Liberty is reportedly in talks with DT to buy its Tele-Columbus cable operations, which have about 1.7 million subscribers in Germany, for $2 billion.

The earlier DT deal involves systems that pass about 10 million homes, but because of the way that the German cable network is set up, DT has a direct connection to some 3.5 million of those homes. The remainder are homes in which DT sells service to housing associations and Level 3 operators.

At the investors meeting, president and CEO Dob Bennett said that Liberty would look to form deals with housing authorities and Level 3 operators, or possibly even buy them out.

Malone added that there are opportunities in the international arena for Liberty to become a consolidator. He added that he did not expect any competition for assets from other expected players in the market — AOL Time Warner and Microsoft Corp.

"They would rather play through us than against us," Malone said.

Liberty's other international assets include cable systems in the United Kingdom, South America and Japan. The company also owns a large stake in UnitedGlobalCom Inc., a Denver-based company that owns Dutch cable operator United Pan-European Communications Inc.

While Liberty's focus appears to be on its international investments, some of its domestic assets have been performing well too.

Discovery, of which Liberty owns a 49-percent interest, is expected to report a 2-percent gain in advertising revenue in the third quarter to $152.5 million, according to Discovery chairman John Hendricks, despite a declining ad market.

"We feel comforted by that," Hendricks said at the investors conference.

Hendricks said that Discovery also plans to take market share away from the broadcast networks, primarily through a program dubbed the "Power Block roadblock" which allows advertisers to buy time across 10 Discovery networks.

Participants in the "Power Block" program receive one 30-second spot twice a day across 10 Discovery networks with little duplication of audience. He added that research shows that only seven percent of the audience watching a rebroadcast of the same program at 12 a.m. were watching the show earlier in the day.

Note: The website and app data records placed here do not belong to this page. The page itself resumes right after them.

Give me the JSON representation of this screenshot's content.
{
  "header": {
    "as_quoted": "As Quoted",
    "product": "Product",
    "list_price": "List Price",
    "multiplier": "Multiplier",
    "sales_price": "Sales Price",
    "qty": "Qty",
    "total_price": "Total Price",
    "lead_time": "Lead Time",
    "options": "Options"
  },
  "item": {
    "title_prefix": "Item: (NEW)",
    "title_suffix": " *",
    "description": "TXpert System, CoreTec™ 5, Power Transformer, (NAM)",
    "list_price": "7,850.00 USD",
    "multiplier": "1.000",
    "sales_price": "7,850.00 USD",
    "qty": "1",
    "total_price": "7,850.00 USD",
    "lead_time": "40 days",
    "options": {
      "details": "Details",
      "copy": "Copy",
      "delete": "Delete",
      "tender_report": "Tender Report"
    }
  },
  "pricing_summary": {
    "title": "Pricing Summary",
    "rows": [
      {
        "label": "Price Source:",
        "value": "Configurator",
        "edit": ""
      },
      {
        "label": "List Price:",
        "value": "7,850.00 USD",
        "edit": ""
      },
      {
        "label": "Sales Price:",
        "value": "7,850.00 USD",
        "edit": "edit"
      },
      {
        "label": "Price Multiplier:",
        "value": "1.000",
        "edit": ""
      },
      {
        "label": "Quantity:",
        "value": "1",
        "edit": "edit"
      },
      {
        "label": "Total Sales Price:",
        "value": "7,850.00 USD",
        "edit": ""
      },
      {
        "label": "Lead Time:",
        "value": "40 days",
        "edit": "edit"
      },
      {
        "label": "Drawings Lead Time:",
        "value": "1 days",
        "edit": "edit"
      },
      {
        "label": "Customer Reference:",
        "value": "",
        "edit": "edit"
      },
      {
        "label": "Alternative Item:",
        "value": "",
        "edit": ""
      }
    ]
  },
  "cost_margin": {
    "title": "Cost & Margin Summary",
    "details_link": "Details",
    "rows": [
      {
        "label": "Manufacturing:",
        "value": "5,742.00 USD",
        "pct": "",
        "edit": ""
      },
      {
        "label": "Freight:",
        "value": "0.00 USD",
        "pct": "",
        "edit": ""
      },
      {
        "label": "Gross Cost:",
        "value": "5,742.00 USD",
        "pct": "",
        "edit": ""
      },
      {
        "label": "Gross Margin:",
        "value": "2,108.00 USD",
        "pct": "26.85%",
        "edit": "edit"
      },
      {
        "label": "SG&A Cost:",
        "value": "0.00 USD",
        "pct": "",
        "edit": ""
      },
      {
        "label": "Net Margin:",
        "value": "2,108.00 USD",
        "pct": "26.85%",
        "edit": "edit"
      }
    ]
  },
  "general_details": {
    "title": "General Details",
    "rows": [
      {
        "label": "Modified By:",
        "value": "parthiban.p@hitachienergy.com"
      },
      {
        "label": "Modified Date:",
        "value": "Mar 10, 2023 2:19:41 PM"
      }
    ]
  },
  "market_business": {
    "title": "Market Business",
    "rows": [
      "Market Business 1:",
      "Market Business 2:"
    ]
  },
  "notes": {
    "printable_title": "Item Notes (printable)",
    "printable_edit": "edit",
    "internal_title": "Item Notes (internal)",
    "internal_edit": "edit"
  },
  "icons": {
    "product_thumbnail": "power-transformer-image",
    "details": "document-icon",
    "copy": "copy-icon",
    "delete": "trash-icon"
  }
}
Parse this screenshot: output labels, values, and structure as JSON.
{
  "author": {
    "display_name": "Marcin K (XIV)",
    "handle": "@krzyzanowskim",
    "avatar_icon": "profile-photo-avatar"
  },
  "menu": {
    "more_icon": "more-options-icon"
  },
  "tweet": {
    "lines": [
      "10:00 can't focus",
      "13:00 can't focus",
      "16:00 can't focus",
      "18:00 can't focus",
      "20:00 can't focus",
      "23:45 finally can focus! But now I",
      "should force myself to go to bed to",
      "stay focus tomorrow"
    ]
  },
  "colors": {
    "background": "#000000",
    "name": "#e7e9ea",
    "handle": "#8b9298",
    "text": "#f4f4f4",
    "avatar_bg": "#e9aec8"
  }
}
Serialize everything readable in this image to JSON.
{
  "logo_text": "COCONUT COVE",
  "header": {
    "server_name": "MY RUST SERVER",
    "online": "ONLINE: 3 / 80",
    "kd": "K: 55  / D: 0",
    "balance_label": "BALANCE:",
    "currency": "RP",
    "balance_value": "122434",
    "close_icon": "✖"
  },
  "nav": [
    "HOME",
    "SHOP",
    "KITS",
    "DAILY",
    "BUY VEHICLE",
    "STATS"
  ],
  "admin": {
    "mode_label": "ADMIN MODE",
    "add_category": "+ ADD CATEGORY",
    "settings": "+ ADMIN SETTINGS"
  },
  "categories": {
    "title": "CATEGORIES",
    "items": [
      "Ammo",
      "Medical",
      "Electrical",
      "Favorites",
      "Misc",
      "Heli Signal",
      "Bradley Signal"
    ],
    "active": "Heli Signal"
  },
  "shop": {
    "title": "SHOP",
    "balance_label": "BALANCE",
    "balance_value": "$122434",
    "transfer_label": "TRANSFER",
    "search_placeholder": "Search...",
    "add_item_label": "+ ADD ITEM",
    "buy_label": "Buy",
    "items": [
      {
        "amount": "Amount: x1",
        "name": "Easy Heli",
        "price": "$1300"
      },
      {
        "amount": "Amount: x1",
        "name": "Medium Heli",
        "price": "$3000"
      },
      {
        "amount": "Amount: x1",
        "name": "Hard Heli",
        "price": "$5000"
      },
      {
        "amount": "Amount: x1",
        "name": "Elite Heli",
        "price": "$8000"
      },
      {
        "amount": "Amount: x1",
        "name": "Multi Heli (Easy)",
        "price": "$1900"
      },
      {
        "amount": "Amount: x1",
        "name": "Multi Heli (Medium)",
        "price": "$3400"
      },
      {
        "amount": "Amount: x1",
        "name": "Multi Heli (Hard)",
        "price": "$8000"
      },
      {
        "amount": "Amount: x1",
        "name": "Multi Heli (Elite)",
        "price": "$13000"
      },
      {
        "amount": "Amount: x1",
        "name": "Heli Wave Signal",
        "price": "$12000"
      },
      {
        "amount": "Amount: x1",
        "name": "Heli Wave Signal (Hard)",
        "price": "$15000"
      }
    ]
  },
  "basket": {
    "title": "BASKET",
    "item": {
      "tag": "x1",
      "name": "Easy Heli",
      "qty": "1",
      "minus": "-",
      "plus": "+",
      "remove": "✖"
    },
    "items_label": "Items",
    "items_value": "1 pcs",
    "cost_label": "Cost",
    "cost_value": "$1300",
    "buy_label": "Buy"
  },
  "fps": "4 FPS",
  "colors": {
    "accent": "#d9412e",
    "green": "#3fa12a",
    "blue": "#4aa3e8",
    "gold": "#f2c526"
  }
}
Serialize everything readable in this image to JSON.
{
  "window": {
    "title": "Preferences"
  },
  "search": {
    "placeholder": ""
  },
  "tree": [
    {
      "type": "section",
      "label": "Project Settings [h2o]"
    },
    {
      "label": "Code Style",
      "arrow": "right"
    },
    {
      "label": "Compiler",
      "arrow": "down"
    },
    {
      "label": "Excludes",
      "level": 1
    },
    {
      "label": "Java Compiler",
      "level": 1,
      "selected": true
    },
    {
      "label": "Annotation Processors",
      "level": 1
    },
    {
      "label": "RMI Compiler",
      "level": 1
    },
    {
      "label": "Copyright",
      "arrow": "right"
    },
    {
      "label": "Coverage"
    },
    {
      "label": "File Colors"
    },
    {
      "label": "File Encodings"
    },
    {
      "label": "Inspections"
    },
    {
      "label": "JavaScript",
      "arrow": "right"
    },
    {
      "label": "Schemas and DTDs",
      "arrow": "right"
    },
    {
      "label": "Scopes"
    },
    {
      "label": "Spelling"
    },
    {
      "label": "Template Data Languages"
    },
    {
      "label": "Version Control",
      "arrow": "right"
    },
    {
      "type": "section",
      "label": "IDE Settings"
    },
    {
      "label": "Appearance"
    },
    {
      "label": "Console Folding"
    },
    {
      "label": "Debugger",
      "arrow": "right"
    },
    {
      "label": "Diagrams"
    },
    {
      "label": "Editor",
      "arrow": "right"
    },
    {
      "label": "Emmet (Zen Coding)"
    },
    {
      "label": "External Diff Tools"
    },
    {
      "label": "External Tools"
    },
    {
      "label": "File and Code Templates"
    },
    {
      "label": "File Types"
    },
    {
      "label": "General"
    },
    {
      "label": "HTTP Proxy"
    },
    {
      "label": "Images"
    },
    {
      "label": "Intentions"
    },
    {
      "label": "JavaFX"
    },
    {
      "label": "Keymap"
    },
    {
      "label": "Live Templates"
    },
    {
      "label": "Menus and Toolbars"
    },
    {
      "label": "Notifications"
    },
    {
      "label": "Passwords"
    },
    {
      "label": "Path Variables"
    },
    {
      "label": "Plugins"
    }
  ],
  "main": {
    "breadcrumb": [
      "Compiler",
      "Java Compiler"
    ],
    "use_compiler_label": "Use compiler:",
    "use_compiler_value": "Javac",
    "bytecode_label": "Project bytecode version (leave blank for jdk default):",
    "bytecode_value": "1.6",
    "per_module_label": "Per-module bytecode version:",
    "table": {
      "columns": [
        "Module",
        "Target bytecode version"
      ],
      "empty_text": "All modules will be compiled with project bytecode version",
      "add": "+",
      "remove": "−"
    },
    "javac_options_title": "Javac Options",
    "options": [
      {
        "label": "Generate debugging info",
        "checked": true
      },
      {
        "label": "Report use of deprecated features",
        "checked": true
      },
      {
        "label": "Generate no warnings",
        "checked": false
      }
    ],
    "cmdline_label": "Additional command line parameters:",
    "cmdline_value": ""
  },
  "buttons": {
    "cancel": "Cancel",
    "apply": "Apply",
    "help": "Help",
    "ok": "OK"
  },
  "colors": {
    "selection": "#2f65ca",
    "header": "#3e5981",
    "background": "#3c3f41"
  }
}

"We're delivering an unduplicated audience," Hendricks said. "These are real dollars. ABC, NBC, CBS and Fox, we're taking dead aim at their [advertising] dollars."